• **Instructions to follow**: Read through the data and report every line in which the word "name" occurs.

** Opening Dataset extract block **

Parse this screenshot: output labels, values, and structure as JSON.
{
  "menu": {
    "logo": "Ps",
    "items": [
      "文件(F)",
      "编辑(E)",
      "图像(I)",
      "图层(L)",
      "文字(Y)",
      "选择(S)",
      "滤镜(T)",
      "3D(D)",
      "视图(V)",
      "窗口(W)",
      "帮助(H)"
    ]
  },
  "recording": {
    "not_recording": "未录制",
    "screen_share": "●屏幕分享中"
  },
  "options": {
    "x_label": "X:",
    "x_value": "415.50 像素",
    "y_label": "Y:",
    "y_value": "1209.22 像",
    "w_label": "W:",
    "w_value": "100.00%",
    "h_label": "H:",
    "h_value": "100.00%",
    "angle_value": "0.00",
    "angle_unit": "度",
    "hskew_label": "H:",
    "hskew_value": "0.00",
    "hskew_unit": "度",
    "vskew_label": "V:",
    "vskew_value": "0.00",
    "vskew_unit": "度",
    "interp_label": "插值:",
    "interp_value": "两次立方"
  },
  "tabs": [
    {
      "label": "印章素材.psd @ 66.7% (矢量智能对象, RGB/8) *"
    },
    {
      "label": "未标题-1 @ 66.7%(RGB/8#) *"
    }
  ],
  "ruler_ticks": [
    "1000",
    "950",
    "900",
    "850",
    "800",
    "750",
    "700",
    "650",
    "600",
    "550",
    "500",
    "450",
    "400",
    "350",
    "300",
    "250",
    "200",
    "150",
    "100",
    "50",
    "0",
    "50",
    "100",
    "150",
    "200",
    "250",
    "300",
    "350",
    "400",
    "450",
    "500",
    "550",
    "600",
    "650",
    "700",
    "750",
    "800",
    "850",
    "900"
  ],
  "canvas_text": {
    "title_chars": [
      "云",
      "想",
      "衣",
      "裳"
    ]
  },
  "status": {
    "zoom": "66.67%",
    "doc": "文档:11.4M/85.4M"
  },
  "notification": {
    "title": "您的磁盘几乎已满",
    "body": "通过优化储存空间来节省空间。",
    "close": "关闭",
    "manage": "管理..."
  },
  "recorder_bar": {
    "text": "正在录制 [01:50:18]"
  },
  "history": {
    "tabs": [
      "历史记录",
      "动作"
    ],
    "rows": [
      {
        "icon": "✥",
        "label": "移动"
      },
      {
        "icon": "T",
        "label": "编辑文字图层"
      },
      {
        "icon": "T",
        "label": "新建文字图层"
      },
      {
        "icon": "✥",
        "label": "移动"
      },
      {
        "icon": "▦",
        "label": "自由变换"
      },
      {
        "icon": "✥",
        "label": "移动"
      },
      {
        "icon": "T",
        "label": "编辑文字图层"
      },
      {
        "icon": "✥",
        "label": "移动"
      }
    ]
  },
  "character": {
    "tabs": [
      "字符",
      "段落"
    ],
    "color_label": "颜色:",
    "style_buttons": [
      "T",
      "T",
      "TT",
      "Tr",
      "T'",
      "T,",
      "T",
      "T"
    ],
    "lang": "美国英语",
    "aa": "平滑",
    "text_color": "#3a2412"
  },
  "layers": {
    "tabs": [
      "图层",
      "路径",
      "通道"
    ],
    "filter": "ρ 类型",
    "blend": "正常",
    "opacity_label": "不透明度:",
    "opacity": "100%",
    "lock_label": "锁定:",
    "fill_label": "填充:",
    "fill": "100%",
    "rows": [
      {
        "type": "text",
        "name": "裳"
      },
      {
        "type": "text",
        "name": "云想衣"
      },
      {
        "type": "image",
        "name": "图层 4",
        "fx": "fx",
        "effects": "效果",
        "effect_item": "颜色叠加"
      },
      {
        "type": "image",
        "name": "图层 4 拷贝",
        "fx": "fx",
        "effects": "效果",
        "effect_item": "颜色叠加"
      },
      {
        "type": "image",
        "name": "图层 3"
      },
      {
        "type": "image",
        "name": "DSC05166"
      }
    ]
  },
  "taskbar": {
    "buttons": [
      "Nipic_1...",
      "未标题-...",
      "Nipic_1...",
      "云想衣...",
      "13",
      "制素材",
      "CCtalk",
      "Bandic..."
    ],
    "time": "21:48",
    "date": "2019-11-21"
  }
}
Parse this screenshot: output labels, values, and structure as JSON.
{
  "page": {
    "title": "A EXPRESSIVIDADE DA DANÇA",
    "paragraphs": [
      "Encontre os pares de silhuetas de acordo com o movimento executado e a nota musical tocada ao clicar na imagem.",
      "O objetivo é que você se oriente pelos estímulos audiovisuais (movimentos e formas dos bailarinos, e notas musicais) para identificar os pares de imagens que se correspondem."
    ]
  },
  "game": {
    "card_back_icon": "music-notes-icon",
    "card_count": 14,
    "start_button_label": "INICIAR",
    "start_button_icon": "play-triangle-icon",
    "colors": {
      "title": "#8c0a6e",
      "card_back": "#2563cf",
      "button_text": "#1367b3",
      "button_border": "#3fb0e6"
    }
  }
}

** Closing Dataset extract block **

• **Solved problem**:
        "name": "裳"
        "name": "云想衣"
        "name": "图层 4",
        "name": "图层 4 拷贝",
        "name": "图层 3"
        "name": "DSC05166"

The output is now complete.